Exercise
Write out each line from the data below that includes the word "this".

Dataset records
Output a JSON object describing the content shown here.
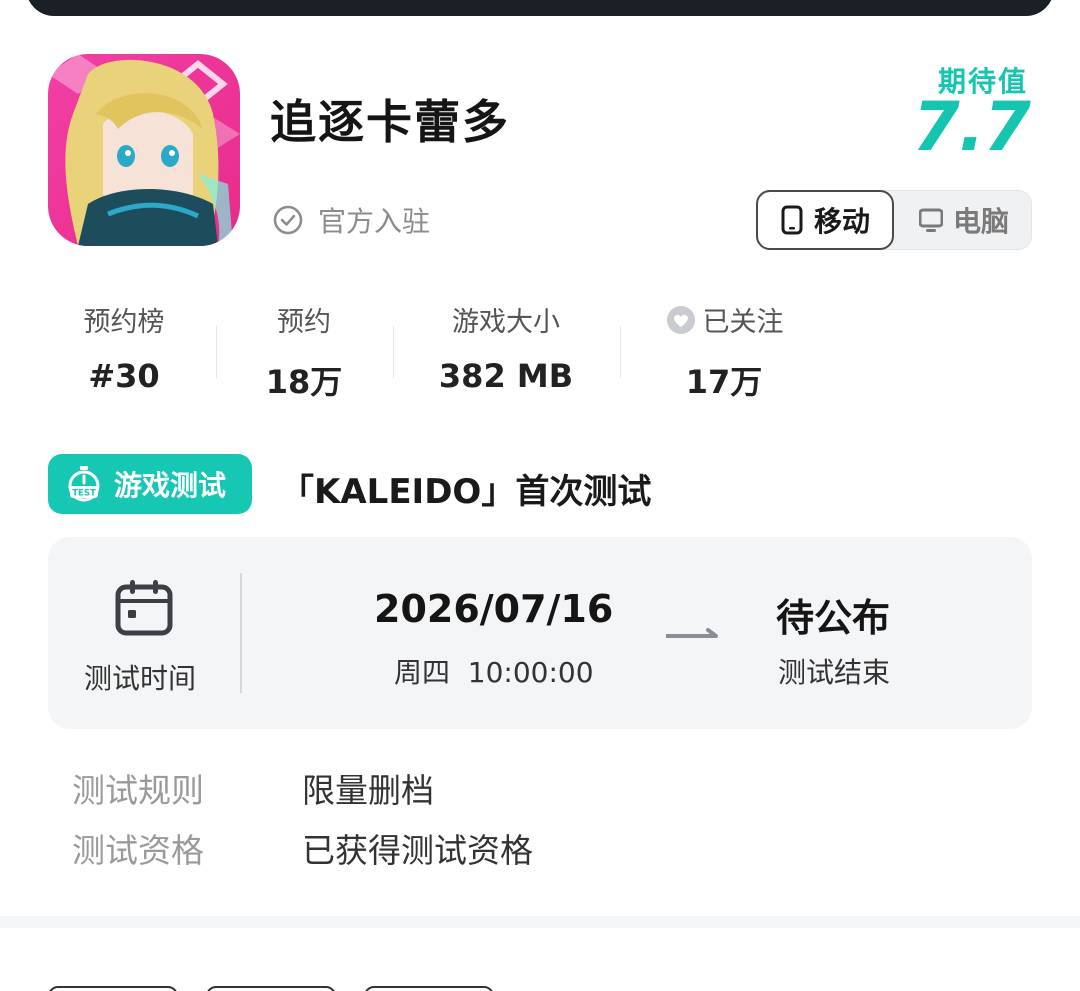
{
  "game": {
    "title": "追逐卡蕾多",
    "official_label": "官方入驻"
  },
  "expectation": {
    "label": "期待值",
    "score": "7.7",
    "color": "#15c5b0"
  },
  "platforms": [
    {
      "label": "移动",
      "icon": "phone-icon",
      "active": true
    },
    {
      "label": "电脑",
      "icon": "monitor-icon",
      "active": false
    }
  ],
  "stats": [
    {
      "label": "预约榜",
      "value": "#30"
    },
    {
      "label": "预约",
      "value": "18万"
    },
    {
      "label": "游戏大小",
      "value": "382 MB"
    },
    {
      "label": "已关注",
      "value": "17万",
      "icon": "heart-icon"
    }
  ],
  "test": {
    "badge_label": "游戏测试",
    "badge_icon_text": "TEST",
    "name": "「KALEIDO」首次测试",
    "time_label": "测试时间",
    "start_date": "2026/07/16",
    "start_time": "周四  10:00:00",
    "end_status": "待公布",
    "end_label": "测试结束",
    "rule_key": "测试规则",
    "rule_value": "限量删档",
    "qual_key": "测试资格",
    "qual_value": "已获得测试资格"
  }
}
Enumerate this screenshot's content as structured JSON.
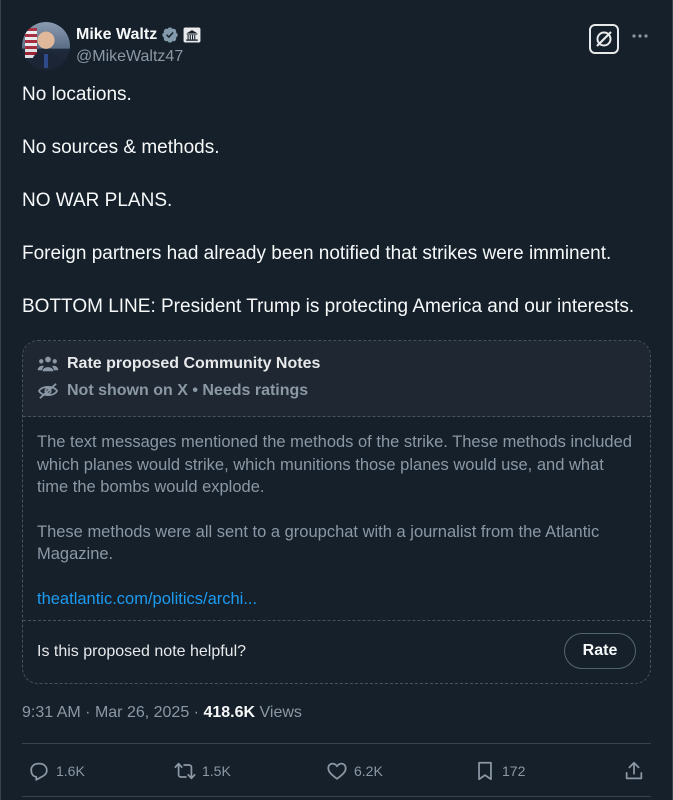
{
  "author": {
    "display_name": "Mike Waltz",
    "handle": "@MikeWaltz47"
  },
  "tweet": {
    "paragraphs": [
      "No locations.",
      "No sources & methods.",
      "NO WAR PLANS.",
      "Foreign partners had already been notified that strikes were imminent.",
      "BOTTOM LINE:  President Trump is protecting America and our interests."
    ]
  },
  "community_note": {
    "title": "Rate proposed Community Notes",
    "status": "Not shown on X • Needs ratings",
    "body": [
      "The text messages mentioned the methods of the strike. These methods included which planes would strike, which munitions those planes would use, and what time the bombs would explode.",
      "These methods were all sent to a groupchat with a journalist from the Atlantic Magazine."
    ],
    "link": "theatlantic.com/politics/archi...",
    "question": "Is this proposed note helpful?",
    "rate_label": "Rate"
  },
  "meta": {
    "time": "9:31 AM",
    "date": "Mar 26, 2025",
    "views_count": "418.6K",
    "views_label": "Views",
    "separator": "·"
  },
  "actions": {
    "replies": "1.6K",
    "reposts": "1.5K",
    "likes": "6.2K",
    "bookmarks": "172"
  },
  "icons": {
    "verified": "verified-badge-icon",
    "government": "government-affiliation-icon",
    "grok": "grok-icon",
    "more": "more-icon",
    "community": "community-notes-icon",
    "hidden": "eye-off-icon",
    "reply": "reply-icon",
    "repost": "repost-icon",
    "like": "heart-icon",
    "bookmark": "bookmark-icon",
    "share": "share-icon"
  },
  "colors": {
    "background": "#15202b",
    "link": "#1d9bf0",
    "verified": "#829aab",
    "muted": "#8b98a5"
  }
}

Response area
Enumerate this screenshot's content as structured JSON.
    "question": "Is this proposed note helpful?",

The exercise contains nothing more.